Taxes and the Poor: Why do low-income families use paid tax preparers?
Many low-income families do not have to file federal income tax returns because they owe no tax, but not filing can cost them tax benefits such as the earned income tax credit (EITC). Those who do file often need help preparing their returns, which nearly always comes from a paid preparer. Getting that help-and associated services such as refund anticipation loans (RALs)-erodes the value of the EITC and other refundable credits for these families. That cost might be worth bearing if preparers help their clients claim tax benefits that otherwise might be missed, but evidence suggests that some families who use paid preparers and qualify for the EITC still fail to claim the credit. On the other hand, some preparers not only do inform their low-income clients of their EITC eligibility, but further help them by identifying nontax forms of assistance for which they might qualify, and some even assist in the application process.
- A majority of low-income families that file tax returns receive help to do so. In 2002, two-thirds of families with income below twice the poverty line (about $36,500 for a couple with two children, for example) received help, and virtually all used paid preparers. Hispanic and African-American families and families with less than a college education were more likely than the average low-income family to receive help.
- Using a paid preparer does not appear to make tax filers more aware of available tax benefits such as the EITC, but it does increase the likelihood that a filer who knows about the EITC will claim the credit. Roughly 70 percent of low-income tax filers reported knowing about the EITC in 2002, but among those who knew of the credit, about 80 percent of those using paid preparers actually claimed the credit, compared with 70 percent of those who filed on their own.
- Some paid preparers help their low-income clients apply for nontax benefits.

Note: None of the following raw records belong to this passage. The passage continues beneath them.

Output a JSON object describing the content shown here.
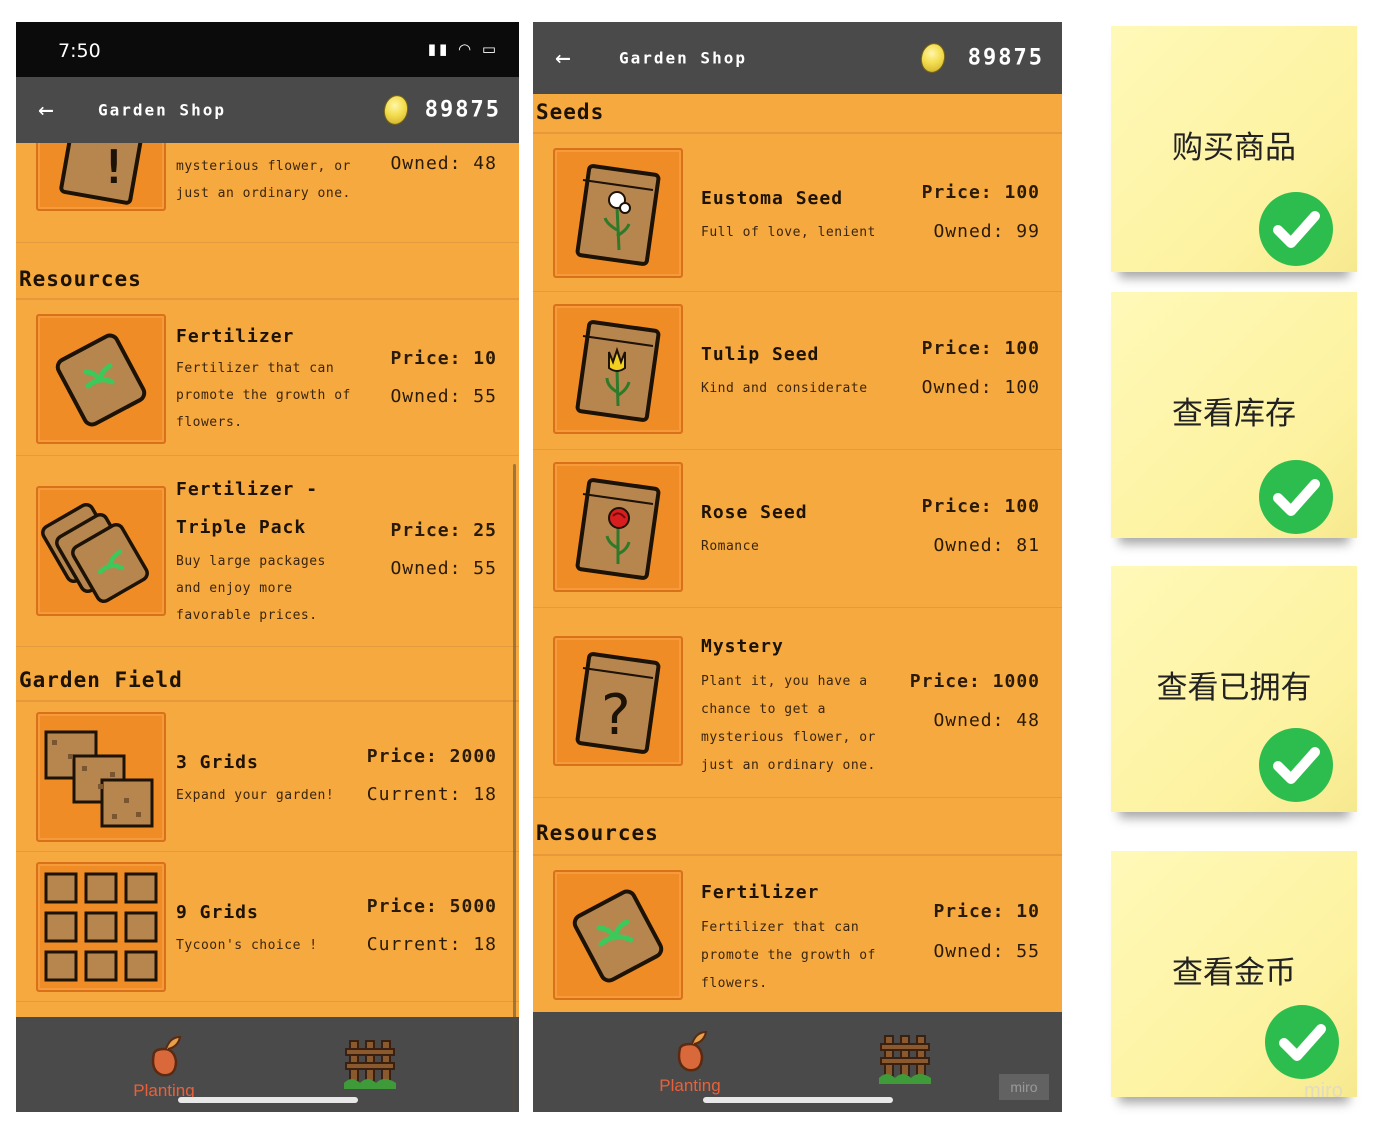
{
  "screen1": {
    "status_time": "7:50",
    "header": {
      "title": "Garden Shop",
      "coins": "89875"
    },
    "partial_item": {
      "desc_lines": [
        "mysterious flower, or",
        "just an ordinary one."
      ],
      "owned": "Owned: 48"
    },
    "sections": {
      "resources": "Resources",
      "garden_field": "Garden Field"
    },
    "items": [
      {
        "name": "Fertilizer",
        "desc_lines": [
          "Fertilizer that can",
          "promote the growth of",
          "flowers."
        ],
        "price": "Price: 10",
        "owned": "Owned: 55"
      },
      {
        "name_lines": [
          "Fertilizer -",
          "Triple Pack"
        ],
        "desc_lines": [
          "Buy large packages",
          "and enjoy more",
          "favorable prices."
        ],
        "price": "Price: 25",
        "owned": "Owned: 55"
      },
      {
        "name": "3 Grids",
        "desc": "Expand your garden!",
        "price": "Price: 2000",
        "owned": "Current: 18"
      },
      {
        "name": "9 Grids",
        "desc": "Tycoon's choice !",
        "price": "Price: 5000",
        "owned": "Current: 18"
      }
    ],
    "nav": {
      "planting": "Planting"
    }
  },
  "screen2": {
    "header": {
      "title": "Garden Shop",
      "coins": "89875"
    },
    "sections": {
      "seeds": "Seeds",
      "resources": "Resources"
    },
    "items": [
      {
        "name": "Eustoma Seed",
        "desc": "Full of love, lenient",
        "price": "Price: 100",
        "owned": "Owned: 99"
      },
      {
        "name": "Tulip Seed",
        "desc": "Kind and considerate",
        "price": "Price: 100",
        "owned": "Owned: 100"
      },
      {
        "name": "Rose Seed",
        "desc": "Romance",
        "price": "Price: 100",
        "owned": "Owned: 81"
      },
      {
        "name": "Mystery",
        "desc_lines": [
          "Plant it, you have a",
          "chance to get a",
          "mysterious flower, or",
          "just an ordinary one."
        ],
        "price": "Price: 1000",
        "owned": "Owned: 48"
      },
      {
        "name": "Fertilizer",
        "desc_lines": [
          "Fertilizer that can",
          "promote the growth of",
          "flowers."
        ],
        "price": "Price: 10",
        "owned": "Owned: 55"
      }
    ],
    "nav": {
      "planting": "Planting"
    },
    "miro_badge": "miro"
  },
  "notes": [
    {
      "label": "购买商品",
      "checked": true
    },
    {
      "label": "查看库存",
      "checked": true
    },
    {
      "label": "查看已拥有",
      "checked": true
    },
    {
      "label": "查看金币",
      "checked": true
    }
  ],
  "watermark": "miro",
  "colors": {
    "shop_bg": "#f5a93e",
    "tile_bg": "#f08c25",
    "appbar": "#4a4a4a",
    "note": "#fdf2a0",
    "check": "#2dbd4e",
    "nav_active": "#e8613a"
  }
}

For example, one firm provided food stamp applications to all qualifying clients in the largest states, along with assistance in completing and filing the forms.
- Low-income tax filers who use paid preparers can take advantage of refund anticipation loans (RALs), which are immediate cash loans from private lenders, backed by the tax refunds the borrowers have claimed on their prepared returns. RALs proliferated after 1999, when the Internal Revenue Service reinstituted the debt indicator program, which allows tax preparers to find out whether a filer’s tax refund will be redirected by the Internal Revenue Service to pay that filer’s debts. The National Consumer Law Center reports that in 2006 nearly 9 million taxpayers took out RALs. Although that number was down from the 2004 record high of 12.4 million, tax filers still paid nearly $1 billion in loan and other fees. Another 10.8 million taxpayers spent $324 million on other types of financial products to receive their refunds more quickly. A 2005 study found that RAL fees for a $2,000 refund typically ran between $35 and $115, resulting in effective annual interest rates between 40 percent and over 700 percent (because of the short duration of the actual loan).
- EITC recipients are much more likely than nonrecipients to take out RALs. In 2006 nearly two-thirds of RALs went to tax filers claiming the EITC, even though they filed just one-sixth of all tax returns.